Similar Taxa

In New Zealand, D. gunniana could be confused only with D. auriculata, with which it often grows and from which it differs by the hairy rather than glabrous sepals and cylindrical, reticulate seeds (these 0.5 mm long rather than > 1 mm long).

Flowering

September - November

Flower Colours

White

Fruiting

November - February

Propagation Technique

Can be grown in pots from seed or from the small overwintering bulbils. Quite easily grown in this way. In suitable conditions it can naturalise itself.

Threats

Drosera gunniana was first recorded for New Zealand as D. peltata (Salmon 2001) when it was recognised from various swamps and gum land scrub Northland. Although it is not clear when this species first arrived in New Zealand, it has been widely collected since it was first drawn to the attention of botanists, and it is now well established throughout Northland and has expanded it's range to as far south as the northern Waikato.
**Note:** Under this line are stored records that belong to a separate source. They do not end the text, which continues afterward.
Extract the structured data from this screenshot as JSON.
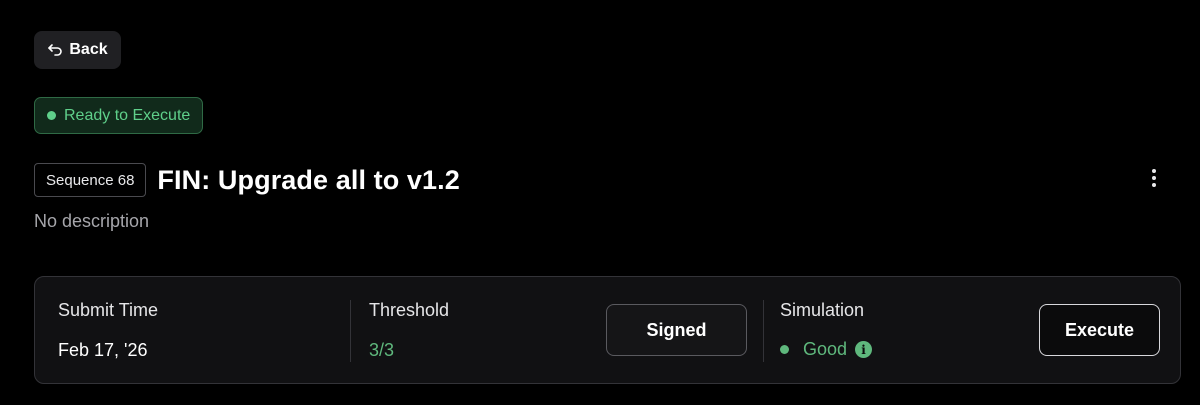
{
  "nav": {
    "back_label": "Back",
    "back_icon": "return-arrow-icon"
  },
  "status": {
    "label": "Ready to Execute",
    "color": "#5fd08a"
  },
  "proposal": {
    "sequence_label": "Sequence 68",
    "title": "FIN: Upgrade all to v1.2",
    "description": "No description",
    "more_icon": "vertical-ellipsis-icon"
  },
  "details": {
    "submit_time_label": "Submit Time",
    "submit_time_value": "Feb 17, '26",
    "threshold_label": "Threshold",
    "threshold_value": "3/3",
    "signed_button_label": "Signed",
    "simulation_label": "Simulation",
    "simulation_value": "Good",
    "simulation_icon": "info-icon",
    "execute_button_label": "Execute",
    "success_color": "#5fb87d"
  }
}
Drosera gunniana (as D. hookeri) has been listed for New Zealand as a "Coloniser" since 2009 (de Lange et al., 2009) a status which still remains appropriate (see de Lange et al. 2018).
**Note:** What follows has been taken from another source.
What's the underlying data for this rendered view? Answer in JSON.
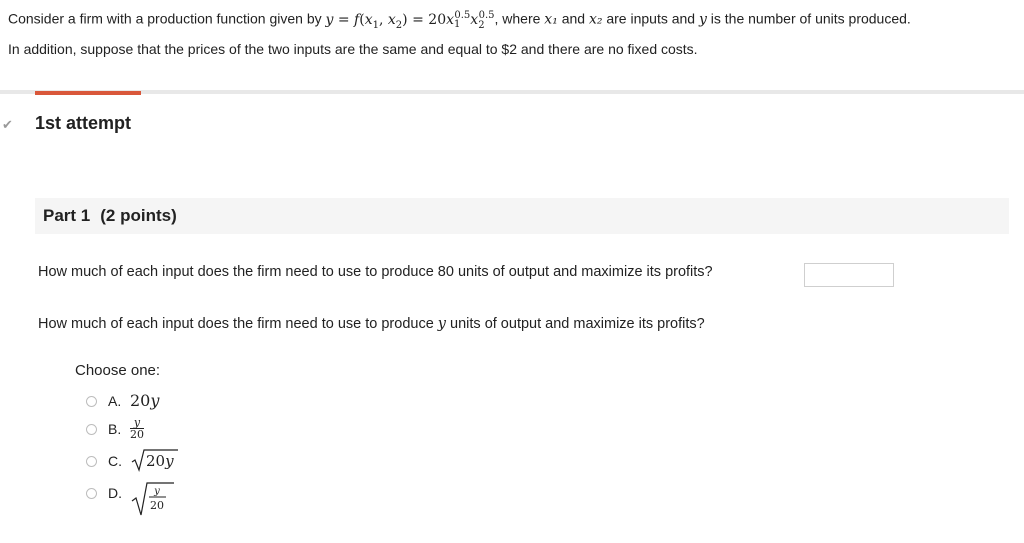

Chromosome No.

2n = 32

Endemic Taxon

No

Endemic Genus

No

Endemic Family

No

TAXONOMIC NOTES

New Zealand plants of Drosera gunniana have previously been treated as Drosera peltata (Salmon 2001), and then, by Gibson et al. (2010), as a new species, D. hookeri. Recently de Salas (2018) elevated Drosera peltata var. gunniana Planch. to species rank and in process redefined D. hookeri. Since then de Salas (pers. comm.) has examined images of New Zealand planted referred to Drosera hookeri and commented that they are D. gunniana. His view is followed here.

Fact Sheet Citation

Please cite as:  de Lange, P.J. (Year at time of Access): Drosera gunniana Fact Sheet (content continuously updated). New Zealand Plant Conservation Network. http://www.nzpcn.org.nz/flora_details.aspx?ID=2115 (Date website was queried)

Attribution

Fact sheet prepared for NZPCN by P.J. de Lange (7 June 2019). Description adapted from de Salas (2018).

References and further reading

de Lange, P.J.; Norton, D.A.; Courtney, S.P.; Heenan, P.B.; Barkla, J.W.; Cameron, E.K.; Hitchmough, R.; Townsend, A.J. 2009: Threatened and uncommon plants of New Zealand (2008 revision). New Zealand Journal of Botany 47: 61-96.

de Lange, P.J.; Rolfe, J.R.; Barkla, J.W.; Courtney, S.P.; Champion P.D.; Perrie, L.R.; Beadel, S.M.; Ford, K.A.; Breitwieser, I.; Schoenberger, I.; Hindmarsh-Walls, R.; Heenan, P.B.; Ladley, K. 2018: Conservation status of New Zealand indigenous vascular plants, 2017. New Zealand Threat Classification Series 22. Department of Conservation, Wellington. 82pp.


de Salas, M. 2018: Drosera gunniana comb. et stat. nov., a species in the Drosera peltata
(Droseraceae) complex. Muelleria 36:97-106.


Gibson, R.P.; Conn,B.J.; Conran, J.G. 2010: Drosera hookeri R.P.Gibson, B.J. Conn & Conran, a replacement name for Drosera foliosa Hook.f. ex Planch. nom. illeg. (Droseraceae). Journal of the Adelaide Botanic Gardens 24: 39–42.

Gibson, R.; Conn, B.J.; Bruhl, J.J. 2012: Morphological evaluation of the Drosera peltata complex (Droseraceae). Australian Systematic Botany 25: 49-80.

Salmon, B. 2001: Carnivorous Plants of New Zealand. Ecosphere Publications: Auckland.

This page last updated on 7 Jun 2019